Berry already knows how it feels to have a Twitter mob rise up against him. In his armoury of characters, he also has a Bristol student, “Trustafarian” (a young person who presents as a paragon of counterculture despite being supported by their parents), who mocks drug culture and the hard Left. Earlier this year, one – admittedly not brilliantly executed – skit saw this character attend the “Kill the Bill” protests against the Government’s police, crime, sentencing and courts bill. That one didn’t go down very well.
“The critique was that it was ‘punching down’, which I thought was absurd. To use Marxist language, it was a parody of the bourgeoisie pretending to be the proletariat, which was lost, I think, on Twitter,” Berry says. “It was all said from a Left-wing perspective – I agree with the right to protest, it was just a critique of middle-class privilege…” He looks a bit exasperated. “I was just trying to be funny, but with comedy, people get so cross.”

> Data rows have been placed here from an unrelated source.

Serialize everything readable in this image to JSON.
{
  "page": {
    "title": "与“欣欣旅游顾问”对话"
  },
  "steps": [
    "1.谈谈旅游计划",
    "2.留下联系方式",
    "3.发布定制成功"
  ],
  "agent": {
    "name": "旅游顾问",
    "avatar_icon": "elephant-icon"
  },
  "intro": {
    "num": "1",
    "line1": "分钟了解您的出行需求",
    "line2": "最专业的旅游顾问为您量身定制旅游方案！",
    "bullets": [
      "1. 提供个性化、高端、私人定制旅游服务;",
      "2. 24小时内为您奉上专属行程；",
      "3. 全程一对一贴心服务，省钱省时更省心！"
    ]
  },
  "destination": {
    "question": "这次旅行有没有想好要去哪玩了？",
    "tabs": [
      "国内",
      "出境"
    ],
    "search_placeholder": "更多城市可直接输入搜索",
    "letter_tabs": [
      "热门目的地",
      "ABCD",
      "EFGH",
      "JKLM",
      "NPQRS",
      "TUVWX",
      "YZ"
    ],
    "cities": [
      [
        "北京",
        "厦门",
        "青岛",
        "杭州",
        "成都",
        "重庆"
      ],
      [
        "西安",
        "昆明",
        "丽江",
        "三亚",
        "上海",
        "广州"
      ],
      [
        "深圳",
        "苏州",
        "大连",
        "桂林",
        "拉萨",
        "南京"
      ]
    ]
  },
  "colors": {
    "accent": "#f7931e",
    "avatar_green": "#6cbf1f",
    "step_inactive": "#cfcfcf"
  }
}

At the time, Berry logged off for a while, as people attacked him from all angles and pointed out that he is himself privileged – a fact Berry is acutely aware of, to the extent that it makes up the backbone of his stand-up routines. Then he remembered that Twitter is not a real place, and came to the conclusion that with some people you just can’t win.

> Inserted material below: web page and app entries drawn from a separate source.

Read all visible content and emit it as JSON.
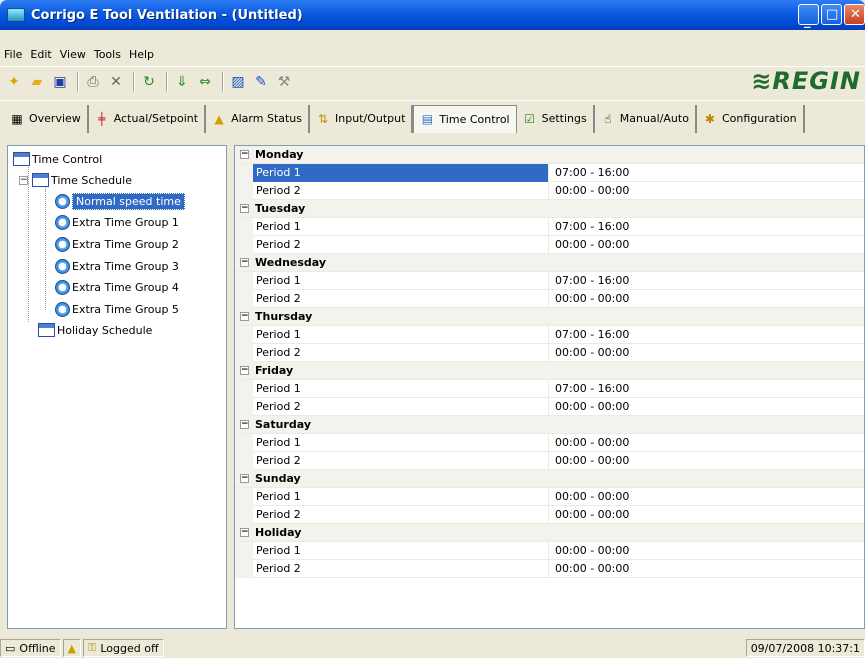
{
  "window": {
    "title": "Corrigo E Tool Ventilation - (Untitled)"
  },
  "menu": [
    "File",
    "Edit",
    "View",
    "Tools",
    "Help"
  ],
  "logo": "≋REGIN",
  "tabs": [
    {
      "label": "Overview",
      "icon": "overview-icon"
    },
    {
      "label": "Actual/Setpoint",
      "icon": "setpoint-icon"
    },
    {
      "label": "Alarm Status",
      "icon": "alarm-icon"
    },
    {
      "label": "Input/Output",
      "icon": "io-icon"
    },
    {
      "label": "Time Control",
      "icon": "calendar-icon",
      "active": true
    },
    {
      "label": "Settings",
      "icon": "settings-icon"
    },
    {
      "label": "Manual/Auto",
      "icon": "hand-icon"
    },
    {
      "label": "Configuration",
      "icon": "config-icon"
    }
  ],
  "tree": {
    "root": "Time Control",
    "schedule": "Time Schedule",
    "items": [
      "Normal speed time",
      "Extra Time Group 1",
      "Extra Time Group 2",
      "Extra Time Group 3",
      "Extra Time Group 4",
      "Extra Time Group 5"
    ],
    "holiday": "Holiday Schedule"
  },
  "schedule": [
    {
      "day": "Monday",
      "periods": [
        {
          "name": "Period 1",
          "value": "07:00 - 16:00"
        },
        {
          "name": "Period 2",
          "value": "00:00 - 00:00"
        }
      ]
    },
    {
      "day": "Tuesday",
      "periods": [
        {
          "name": "Period 1",
          "value": "07:00 - 16:00"
        },
        {
          "name": "Period 2",
          "value": "00:00 - 00:00"
        }
      ]
    },
    {
      "day": "Wednesday",
      "periods": [
        {
          "name": "Period 1",
          "value": "07:00 - 16:00"
        },
        {
          "name": "Period 2",
          "value": "00:00 - 00:00"
        }
      ]
    },
    {
      "day": "Thursday",
      "periods": [
        {
          "name": "Period 1",
          "value": "07:00 - 16:00"
        },
        {
          "name": "Period 2",
          "value": "00:00 - 00:00"
        }
      ]
    },
    {
      "day": "Friday",
      "periods": [
        {
          "name": "Period 1",
          "value": "07:00 - 16:00"
        },
        {
          "name": "Period 2",
          "value": "00:00 - 00:00"
        }
      ]
    },
    {
      "day": "Saturday",
      "periods": [
        {
          "name": "Period 1",
          "value": "00:00 - 00:00"
        },
        {
          "name": "Period 2",
          "value": "00:00 - 00:00"
        }
      ]
    },
    {
      "day": "Sunday",
      "periods": [
        {
          "name": "Period 1",
          "value": "00:00 - 00:00"
        },
        {
          "name": "Period 2",
          "value": "00:00 - 00:00"
        }
      ]
    },
    {
      "day": "Holiday",
      "periods": [
        {
          "name": "Period 1",
          "value": "00:00 - 00:00"
        },
        {
          "name": "Period 2",
          "value": "00:00 - 00:00"
        }
      ]
    }
  ],
  "status": {
    "connection": "Offline",
    "login": "Logged off",
    "datetime": "09/07/2008 10:37:1"
  }
}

“The hard Left don’t like being mocked, they don’t like laughing at themselves, in a way that the Right really do. I think the Right have much more of a sense of humour, and take criticism quite well. Boris Johnson goes on Have I Got News For You, Jacob Rees-Mogg does stuff like that… The Left doesn’t seem to have that ability.”
Incidentally, Berry is quite posh, or at least looks it – “I have a particularly posh face,” he laments, accurately, to the photographer. The son of a teacher and accountant, he was born in Crewe but grew up in Reading, attending the same private school his mum taught at, before reading philosophy and theology at Oxford.
He broke into comedy by doing such spot-on impressions of tennis players that he caught the attention of Andy Murray, who tweeted a video of Berry’s, launching him onto the radar of Dead Ringers at just 21. He’s been doing impressions, stand-up and character work ever since.